If the person listening to it is not on a path that is consistent with the music of Beethoven they are likely not going to find very much use and enjoyment in it. I think if we did this experiment of yours the numbers would not be kind to Beethoven.

Will people really not know who she is in one hundred years? We still remember The Beatles, Elvis and Robert Johnson (whom was born one hundred years ago) and I cannot foresee them being caste into oblivion any faster than Beethoven. To say that we only remember the great I think to be a naive statement when we talk of music. I think we remember the truly gargantuan and famous with only the occasional minor figure becoming a star.

Re: Objective quality of music
August 18, 2009, 03:41:33 AM
Quote
Where subjectivity comes in is that there is no objective criterion by which we can proclaim that craftsmanship is a higher virtue than innovation or sensuousness.

http://www.artsjournal.com/postclassic/2009/08/the_epistemology_of_elitism.html

What about all three? Innovation doesn't exist by itself; it is driven by the need to express. Sensuousness similarly. Further, craftmanship; we've seen too many cases of musicians playing below their ability to make a point. Maybe what art seeks to do, as W.S. Burroughs suggests, is represent some aspect of reality in an exciting and poetic way.

Regarding the "scientific method":

I think it might work. Subjecting someone to a week of Britney Spears and a week of Beethoven might knock the lint out of their heads. Then again, if they're dumb as bricks, they might end up hating both or neither. Dumb people have a high tolerance for disorganized sound.

Re: Objective quality of music
August 18, 2009, 06:23:16 AM
Here's a much more practical proof:

1) Listen to a piece of music

2) A month later, do you still find yourself listening to it? (if yes, it's good)

3) A year later, do you still find yourself listening to it? (if yes, it's great)

4) Could you see yourself listening to it everyday for the rest of your life (if yes, it's godly)

When you try to quantify what separates "good" and "bad" art, all you get are silly descriptions like "innovation" and "complexity," but when it comes down to it, all that really matters is that the art has some sort of depth or profundity in its execution and intent--qualities that are best felt, not described in lists.

I could, for example, try to tell you what makes an album like Discharge's "Hear Nothing..." profound, but until you come to understand it through your own experience, my words will mean nothing to you.

Re: Objective quality of music
August 18, 2009, 06:30:28 AM
The solution would be to kill off the Britney fans.

Re: Objective quality of music
August 18, 2009, 02:58:13 PM
The solution would be to kill off the Britney fans.

That is the most logical idea so far

Re: Objective quality of music
August 18, 2009, 02:59:58 PM
Will people really not know who she is in one hundred years?
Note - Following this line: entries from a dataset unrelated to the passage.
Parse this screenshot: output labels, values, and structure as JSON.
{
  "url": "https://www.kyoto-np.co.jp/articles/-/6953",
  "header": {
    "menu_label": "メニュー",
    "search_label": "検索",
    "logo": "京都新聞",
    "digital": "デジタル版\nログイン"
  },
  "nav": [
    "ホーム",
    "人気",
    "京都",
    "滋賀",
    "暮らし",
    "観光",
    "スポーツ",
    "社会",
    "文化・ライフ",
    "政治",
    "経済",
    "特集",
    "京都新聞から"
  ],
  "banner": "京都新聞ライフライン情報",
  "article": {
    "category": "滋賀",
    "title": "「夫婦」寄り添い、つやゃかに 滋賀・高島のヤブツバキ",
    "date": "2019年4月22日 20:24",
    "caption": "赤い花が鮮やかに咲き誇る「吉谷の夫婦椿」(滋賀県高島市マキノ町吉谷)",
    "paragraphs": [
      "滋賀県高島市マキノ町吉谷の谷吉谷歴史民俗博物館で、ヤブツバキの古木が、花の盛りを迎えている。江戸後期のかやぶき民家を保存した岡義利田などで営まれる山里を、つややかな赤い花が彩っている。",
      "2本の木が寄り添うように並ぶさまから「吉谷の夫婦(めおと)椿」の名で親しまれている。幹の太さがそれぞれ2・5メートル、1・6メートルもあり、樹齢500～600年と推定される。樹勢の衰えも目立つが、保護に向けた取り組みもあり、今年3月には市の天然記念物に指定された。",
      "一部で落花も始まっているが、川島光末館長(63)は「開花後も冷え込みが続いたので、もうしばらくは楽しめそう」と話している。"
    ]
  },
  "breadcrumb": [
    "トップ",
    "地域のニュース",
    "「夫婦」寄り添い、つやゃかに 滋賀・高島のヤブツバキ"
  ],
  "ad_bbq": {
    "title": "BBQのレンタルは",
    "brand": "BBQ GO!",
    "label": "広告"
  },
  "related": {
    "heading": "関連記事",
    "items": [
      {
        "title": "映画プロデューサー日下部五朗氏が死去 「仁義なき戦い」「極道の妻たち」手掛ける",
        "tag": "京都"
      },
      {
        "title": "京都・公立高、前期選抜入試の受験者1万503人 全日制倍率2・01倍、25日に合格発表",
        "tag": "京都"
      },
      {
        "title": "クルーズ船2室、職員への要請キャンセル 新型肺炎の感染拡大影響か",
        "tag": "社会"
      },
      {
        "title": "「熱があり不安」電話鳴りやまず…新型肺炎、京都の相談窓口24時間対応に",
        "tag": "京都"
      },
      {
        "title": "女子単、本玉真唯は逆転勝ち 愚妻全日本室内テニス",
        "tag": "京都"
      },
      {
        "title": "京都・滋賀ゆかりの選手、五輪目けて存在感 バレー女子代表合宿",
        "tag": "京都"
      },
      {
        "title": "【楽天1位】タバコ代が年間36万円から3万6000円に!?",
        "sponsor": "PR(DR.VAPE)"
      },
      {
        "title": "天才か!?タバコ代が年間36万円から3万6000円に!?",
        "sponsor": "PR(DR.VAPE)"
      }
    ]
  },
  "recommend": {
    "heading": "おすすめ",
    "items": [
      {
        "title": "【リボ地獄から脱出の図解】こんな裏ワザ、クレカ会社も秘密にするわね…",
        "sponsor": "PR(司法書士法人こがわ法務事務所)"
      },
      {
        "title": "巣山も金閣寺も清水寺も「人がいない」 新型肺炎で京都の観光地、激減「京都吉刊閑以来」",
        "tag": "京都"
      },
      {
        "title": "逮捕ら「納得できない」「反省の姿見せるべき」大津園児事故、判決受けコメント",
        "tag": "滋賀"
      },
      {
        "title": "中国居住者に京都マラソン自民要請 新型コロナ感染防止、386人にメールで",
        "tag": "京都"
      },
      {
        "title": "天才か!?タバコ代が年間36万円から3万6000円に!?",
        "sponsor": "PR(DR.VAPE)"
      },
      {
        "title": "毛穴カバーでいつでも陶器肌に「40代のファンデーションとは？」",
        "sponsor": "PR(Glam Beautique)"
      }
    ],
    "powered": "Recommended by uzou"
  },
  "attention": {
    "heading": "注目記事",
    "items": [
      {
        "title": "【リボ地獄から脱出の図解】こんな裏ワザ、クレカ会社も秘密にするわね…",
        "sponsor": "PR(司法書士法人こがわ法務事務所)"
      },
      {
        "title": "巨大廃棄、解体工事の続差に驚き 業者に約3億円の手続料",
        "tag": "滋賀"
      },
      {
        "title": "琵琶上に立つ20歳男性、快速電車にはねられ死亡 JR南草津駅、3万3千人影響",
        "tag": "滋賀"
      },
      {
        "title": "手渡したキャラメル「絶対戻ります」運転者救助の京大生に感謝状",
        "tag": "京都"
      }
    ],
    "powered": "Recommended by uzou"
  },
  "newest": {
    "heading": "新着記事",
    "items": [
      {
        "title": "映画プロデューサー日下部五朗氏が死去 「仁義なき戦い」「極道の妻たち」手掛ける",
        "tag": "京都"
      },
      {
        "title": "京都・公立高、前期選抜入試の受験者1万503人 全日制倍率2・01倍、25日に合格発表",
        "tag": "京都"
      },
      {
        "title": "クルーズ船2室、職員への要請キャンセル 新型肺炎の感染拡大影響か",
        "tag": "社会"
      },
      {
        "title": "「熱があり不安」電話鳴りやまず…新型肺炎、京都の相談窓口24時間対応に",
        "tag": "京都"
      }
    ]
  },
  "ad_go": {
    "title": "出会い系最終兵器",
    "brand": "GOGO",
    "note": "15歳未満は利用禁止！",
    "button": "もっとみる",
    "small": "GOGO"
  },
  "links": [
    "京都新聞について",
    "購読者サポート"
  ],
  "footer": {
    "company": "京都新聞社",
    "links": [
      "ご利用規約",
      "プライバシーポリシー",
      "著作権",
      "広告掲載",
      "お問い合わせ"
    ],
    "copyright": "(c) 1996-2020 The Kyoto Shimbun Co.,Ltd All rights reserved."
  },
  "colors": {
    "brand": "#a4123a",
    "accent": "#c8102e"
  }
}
We still remember The Beatles, Elvis and Robert Johnson (whom was born one hundred years ago) and I cannot foresee them being caste into oblivion any faster than Beethoven. To say that we only remember the great I think to be a naive statement when we talk of music. I think we remember the truly gargantuan and famous with only the occasional minor figure becoming a star.


People remember those men because there are a lot of people who claim that those men created art.  Whether that's true or not, no one thinks Britney created art, and while a lot of people remember Frank Sinatra, his contemporaries are getting hazier by the day.